More than a decade of conflict over one of the most far-reaching product-liability cases has not swayed John A. McKinney from a fundamental view: Manville Corp. has been stigmatized unfairly as the villain in the asbestos morass.

"I personally for 10 damned years have been trying to get a system in which [asbestos-disease victims] would get compensated at a higher level than they've averaged through litigation," said McKinney, chairman and chief executive of the Denver-based building materials giant. "And all I get is blamed for asking the government to bail us out and a recitation of our misdeeds."

In Washington this week to testify before Congress, McKinney discussed the litigation that has thrust his company into bankruptcy and delayed the compensation of thousands of workers who have contracted asbestos-related diseases because of their exposure to Manville products.

Throughout the discussion, McKinney, 61, maintained his long-standing public posture that the federal government has not borne its fair share of the costs of asbestos compensation, and he portrayed Manville as the beleaguered victim of an inefficient and costly court system.

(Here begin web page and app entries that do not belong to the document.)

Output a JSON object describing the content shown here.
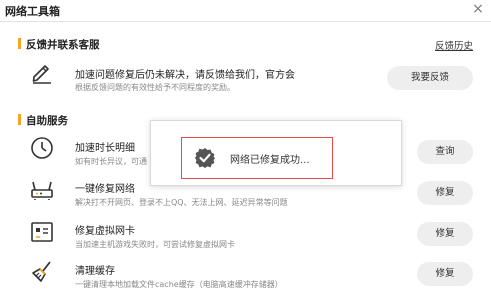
{
  "window": {
    "title": "网络工具箱",
    "close_glyph": "×"
  },
  "feedback_section": {
    "heading": "反馈并联系客服",
    "history_link": "反馈历史",
    "item": {
      "title": "加速问题修复后仍未解决，请反馈给我们，官方会",
      "desc": "根据反馈问题的有效性给予不同程度的奖励。",
      "button": "我要反馈",
      "icon": "pencil-icon"
    }
  },
  "self_service_section": {
    "heading": "自助服务",
    "items": [
      {
        "title": "加速时长明细",
        "desc": "如有时长异议，可通",
        "button": "查询",
        "icon": "clock-icon"
      },
      {
        "title": "一键修复网络",
        "desc": "解决打不开网页、登录不上QQ、无法上网、延迟异常等问题",
        "button": "修复",
        "icon": "router-icon"
      },
      {
        "title": "修复虚拟网卡",
        "desc": "当加速主机游戏失败时，可尝试修复虚拟网卡",
        "button": "修复",
        "icon": "network-card-icon"
      },
      {
        "title": "清理缓存",
        "desc": "一键清理本地加载文件cache缓存（电脑高速缓冲存储器）",
        "button": "修复",
        "icon": "broom-icon"
      }
    ]
  },
  "toast": {
    "message": "网络已修复成功...",
    "icon": "check-badge-icon",
    "border_color": "#e14b4b"
  },
  "colors": {
    "accent": "#f5a623",
    "button_bg": "#eeeeee"
  }
}
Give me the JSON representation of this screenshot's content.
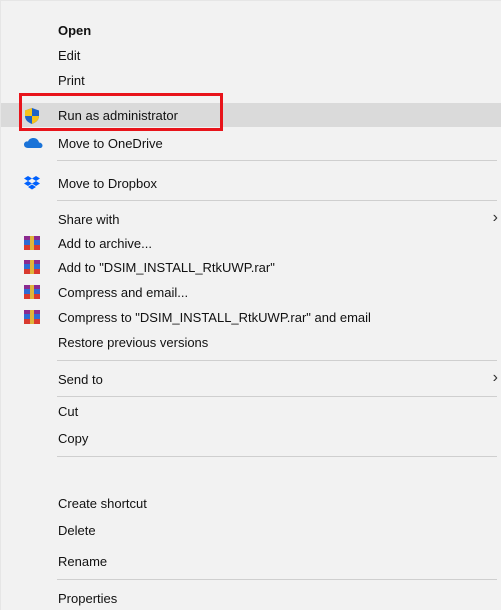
{
  "menu": {
    "items": [
      {
        "label": "Open"
      },
      {
        "label": "Edit"
      },
      {
        "label": "Print"
      },
      {
        "label": "Run as administrator",
        "icon": "uac-shield-icon"
      },
      {
        "label": "Move to OneDrive",
        "icon": "onedrive-cloud-icon"
      },
      {
        "label": "Move to Dropbox",
        "icon": "dropbox-icon"
      },
      {
        "label": "Share with"
      },
      {
        "label": "Add to archive...",
        "icon": "winrar-icon"
      },
      {
        "label": "Add to \"DSIM_INSTALL_RtkUWP.rar\"",
        "icon": "winrar-icon"
      },
      {
        "label": "Compress and email...",
        "icon": "winrar-icon"
      },
      {
        "label": "Compress to \"DSIM_INSTALL_RtkUWP.rar\" and email",
        "icon": "winrar-icon"
      },
      {
        "label": "Restore previous versions"
      },
      {
        "label": "Send to"
      },
      {
        "label": "Cut"
      },
      {
        "label": "Copy"
      },
      {
        "label": "Create shortcut"
      },
      {
        "label": "Delete"
      },
      {
        "label": "Rename"
      },
      {
        "label": "Properties"
      }
    ],
    "submenu_arrow": "›"
  },
  "colors": {
    "menu_bg": "#f2f2f2",
    "hover_bg": "#dadada",
    "highlight_border": "#e8141b",
    "shield_blue": "#1e63c6",
    "shield_yellow": "#f5c21b",
    "onedrive_blue": "#1a73d8",
    "dropbox_blue": "#0061fe"
  }
}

McKinney, who joined Manville as a patent lawyer in 1951, was the chief architect behind one of the most novel corporate legal moves in history -- Manville's 1982 filing for bankruptcy protection despite its status as a healthy company. At that point the world's largest producer of asbestos products, Manville said it was threatened by more than 16,000 lawsuits that alleged it had failed to warn workers of the health hazards of the material. Asbestos fibers have been linked to cancer and other debilitating diseases.

After three years of negotiation, the company showed signs of emerging from bankruptcy last month when it announced a tentative plan to set up a $2.5 billion trust fund to compensate current and future asbestos victims. Although numerous details remain to be worked out before a bankruptcy judge approves the plan, it is considered a breakthrough. The fund, which would be financed largely through the sale of Manville stock, represents far more money than the company previously had agreed to set aside.

McKinney said Wednesday that the main sticking point remaining between Manville and the other parties, which include creditors and plaintiffs, is the exact mechanism by which the fund would compensate victims.

"What's being negotiated now are issues that will ensure that you have a claims-handling facility such that you don't reach a point where there are no more funds for future claimants," he said. Future claimants are crucial because asbestos-related diseases can take up to 30 years to manifest themselves.

One possibility, McKinney said, would be for Manville to join the Wellington Group, asbestos producers and insurers that are working out a voluntary claims-paying facility for asbestos victims. Or Manville might join a new trust fund proposed by legislation now pending in Congress. The trust fund would be financed in part by contributions from the government, which has steadfastly denied culpability in the asbestos problem.

Under proposed bills in the House and Senate, workers exposed to asbestos would be prevented from filing lawsuits against the manufacturers, and instead would have to file claims in workers' compensation programs. Such legislation previously has failed in Congress, and has been criticized by plaintiffs' lawyers as an unfair abridgement of victims' rights to court action. One Senate sponsor, William Armstrong (R-Colo.), said yesterday the bill lacks the votes to pass now, but probably will attract more support.

McKinney, repeating his testimony of this week, said the legislation would compensate victims more fairly and efficiently than court action. He contended that the court system has benefited lawyers more than victims.

"I decided a long time ago, after considering the thing, that it was fruitless to try to find out who was at fault, whether there was any blame, in the normal sense, to be assessed -- because to me it didn't make any difference," McKinney said. He said the medical community, unions, and some workers themselves share blame with manufacturers because they failed to take action once the dangers of asbestos were known, or because they did not handle the substance according to proper procedures.

He also said the federal government should accept responsibility for diseases that developed among workers in government shipyards in World War II, which account for roughly half the lawsuits filed to date. That argument, often repeated, has not been accepted by the courts. But a recent court decision in California allows Manville to proceed with lawsuits on these grounds, and could open the way to government payments, McKinney said.

"We have never said that what the government did was reprehensible," McKinney said. "We were fighting a war. But somebody decided, in order not to upset the workers and thereby endanger productivity, to not say anything about it even though they were overexposing people.

"How can you consider that legal system fair," McKinney asked, "when the people who did the actions -- the government -- pay nothing for that, and we end up paying the bill for what they did?"